Although Moss' batting average dropped to .256 this season, his 30 homers and 87 RBIs are more than last year's production. In addition, Moss has improved his defense despite playing left and right field when Josh Reddick and Yoenis Cespedes were dealing with injuries.
Also, the infield has had comparatively few aches and pains. Lowrie and Donaldson played in more than 150 games, Moss in 145, and Sogard in 130. None spent a day on the disabled list.
Good health is one reason Sogard thinks the A's infield was able to jell so quickly.
"Going into spring, it was kind of crazy," he said. "But once everyone finally settled in right around the start of the season, I feel like we clicked right away, and each day we continued to progress and develop a chemistry together. After that first month, it was like we were reading each other's minds and knew what we were going to do before it even happened."
Lowrie was a key. Beset by injuries throughout his career, no one knew if he would hold up.
"I've finally been lucky not to have had one of those freak injuries," said Lowrie, who batted .290 with 15 homers. "For years, I've always felt that was the only thing holding me back."
Added Beane, who made no secret in coveting Lowrie for years before finally acquiring him: "With Jed, there was never a question of whether he was a good player. It was just a matter of keeping him on the field."
While he has delivered the best offensive production the A's have had at short since Miguel Tejada, Lowrie felt his defense suffered at times because of 23 starts at second base, most in the first half.
"Defensively, it's been a bit of a trying year," he said. "I think I've made a lot of careless errors because it's hard to bounce around at those middle positions. Your footwork is different, arm angles are different, it's different on the double play."
The A's addressed that problem at the end of July with the acquisition of Alberto Callaspo from the Los Angeles Angels. He hadn't played second base in nearly three years and got off to a slow start, but he came on in September to provide a strong platoon with Sogard at second and allow Lowrie to play strictly shortstop.
Oakland also has had another positive development with the re-emergence of first baseman Daric Barton, who was called up when Moss was needed in the outfield. Barton is playing the best offensive baseball of his career, and he adds Gold Glove-quality defense at first.
"We have had some twists and turns over the course of the season," Melvin said. "But I think the flexibility that we had allowed us to do stuff kind of on the fly, whatever was best at that particular time during the season."
Moss had a simpler explanation.
"We didn't really have any revolving doors anywhere, particularly when we added Callaspo and Barton," Moss said. "We became a good group."

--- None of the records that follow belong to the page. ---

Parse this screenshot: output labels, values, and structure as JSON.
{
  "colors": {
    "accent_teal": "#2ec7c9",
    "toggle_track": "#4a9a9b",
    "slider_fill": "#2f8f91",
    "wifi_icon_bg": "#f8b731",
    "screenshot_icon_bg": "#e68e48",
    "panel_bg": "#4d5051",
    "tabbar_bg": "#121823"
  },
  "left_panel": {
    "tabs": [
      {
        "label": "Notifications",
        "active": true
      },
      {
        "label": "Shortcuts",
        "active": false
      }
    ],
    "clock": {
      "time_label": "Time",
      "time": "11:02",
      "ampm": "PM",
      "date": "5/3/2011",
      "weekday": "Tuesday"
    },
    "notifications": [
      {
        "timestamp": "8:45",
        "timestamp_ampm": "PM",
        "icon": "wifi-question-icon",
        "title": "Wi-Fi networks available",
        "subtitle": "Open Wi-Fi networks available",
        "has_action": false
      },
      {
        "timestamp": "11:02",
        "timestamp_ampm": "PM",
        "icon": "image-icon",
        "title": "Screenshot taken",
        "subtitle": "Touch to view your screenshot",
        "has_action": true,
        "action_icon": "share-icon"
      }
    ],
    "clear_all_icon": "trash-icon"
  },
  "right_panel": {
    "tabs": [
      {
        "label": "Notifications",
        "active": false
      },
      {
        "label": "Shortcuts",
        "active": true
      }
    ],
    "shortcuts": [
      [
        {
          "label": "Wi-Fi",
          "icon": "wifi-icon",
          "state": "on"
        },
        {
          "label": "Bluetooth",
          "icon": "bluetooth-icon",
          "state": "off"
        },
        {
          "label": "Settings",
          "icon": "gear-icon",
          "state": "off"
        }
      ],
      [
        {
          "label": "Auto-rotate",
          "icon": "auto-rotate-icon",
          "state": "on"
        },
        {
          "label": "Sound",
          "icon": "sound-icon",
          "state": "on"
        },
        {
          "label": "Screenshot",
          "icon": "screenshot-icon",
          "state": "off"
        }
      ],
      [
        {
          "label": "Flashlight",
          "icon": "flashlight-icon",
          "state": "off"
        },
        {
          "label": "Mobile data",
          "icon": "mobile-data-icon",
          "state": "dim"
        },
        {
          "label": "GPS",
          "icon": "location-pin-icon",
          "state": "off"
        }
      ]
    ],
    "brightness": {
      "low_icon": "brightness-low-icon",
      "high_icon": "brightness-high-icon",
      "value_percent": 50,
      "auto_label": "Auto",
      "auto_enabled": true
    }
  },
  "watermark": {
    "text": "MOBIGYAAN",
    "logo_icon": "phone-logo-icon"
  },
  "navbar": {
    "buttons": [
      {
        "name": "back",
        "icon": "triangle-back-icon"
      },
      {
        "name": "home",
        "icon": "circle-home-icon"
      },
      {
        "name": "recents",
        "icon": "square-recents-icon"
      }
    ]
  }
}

Said Beane: "We've had to mix and match here and there. But all in all, they've just done a great job."
Follow Carl Steward on Twitter at twitter.com/stewardsfolly.
A look at how the main components of the A's infield performed at the plate in 2013:

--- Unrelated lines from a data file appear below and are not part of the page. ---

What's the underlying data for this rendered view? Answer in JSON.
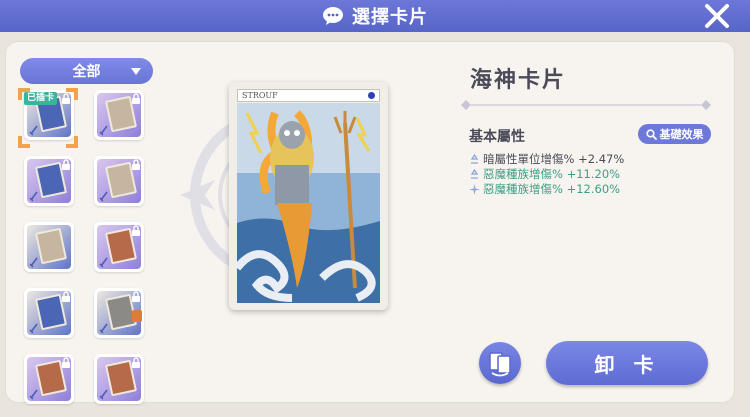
{
  "header": {
    "title": "選擇卡片"
  },
  "filter": {
    "selected": "全部"
  },
  "card_list": {
    "equipped_badge": "已插卡",
    "slots": [
      {
        "art": "blue",
        "card": "blue",
        "locked": true
      },
      {
        "art": "purple",
        "card": "light",
        "locked": true
      },
      {
        "art": "purple",
        "card": "blue",
        "locked": true
      },
      {
        "art": "purple",
        "card": "light",
        "locked": true
      },
      {
        "art": "blue",
        "card": "light",
        "locked": false
      },
      {
        "art": "purple",
        "card": "red",
        "locked": true
      },
      {
        "art": "blue",
        "card": "blue",
        "locked": true
      },
      {
        "art": "blue",
        "card": "gray",
        "locked": true
      },
      {
        "art": "purple",
        "card": "red",
        "locked": true
      },
      {
        "art": "purple",
        "card": "red",
        "locked": true
      }
    ]
  },
  "card_preview": {
    "label": "STROUF"
  },
  "card_info": {
    "name": "海神卡片",
    "section_title": "基本屬性",
    "effect_button": "基礎效果",
    "stats": [
      {
        "text": "暗屬性單位增傷% +2.47%",
        "color": "#4b4a58"
      },
      {
        "text": "惡魔種族增傷% +11.20%",
        "color": "#3b9e86"
      },
      {
        "text": "惡魔種族增傷% +12.60%",
        "color": "#3b9e86"
      }
    ]
  },
  "actions": {
    "unload_label": "卸 卡"
  },
  "colors": {
    "accent": "#6c79d8",
    "header": "#5765c8",
    "panel": "#f7f4ef",
    "stat_green": "#3b9e86",
    "badge_green": "#3cb39a"
  }
}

Infielder Avg. HR RBIs
1B Brandon Moss .256 30 87
2B Eric Sogard .266 2 35
SS Jed Lowrie .290 15 75
3B Josh Donaldson .301 24 93
Brad White/Getty Images
Corner infielders Josh Donaldson (20) and Brandon Moss (37) have provided much power for the A's.
ALDS: A's vs. tigers
Friday: At Oakland, 6:37 p.m. TBS
Saturday: At Oak., 6:07 p.m., TBS
Monday: At Detroit, time TBA
Oct. 8*: Oakland at Detroit, TBA
Oct. 10*: Detroit at Oakland, TBA
*-- if necessary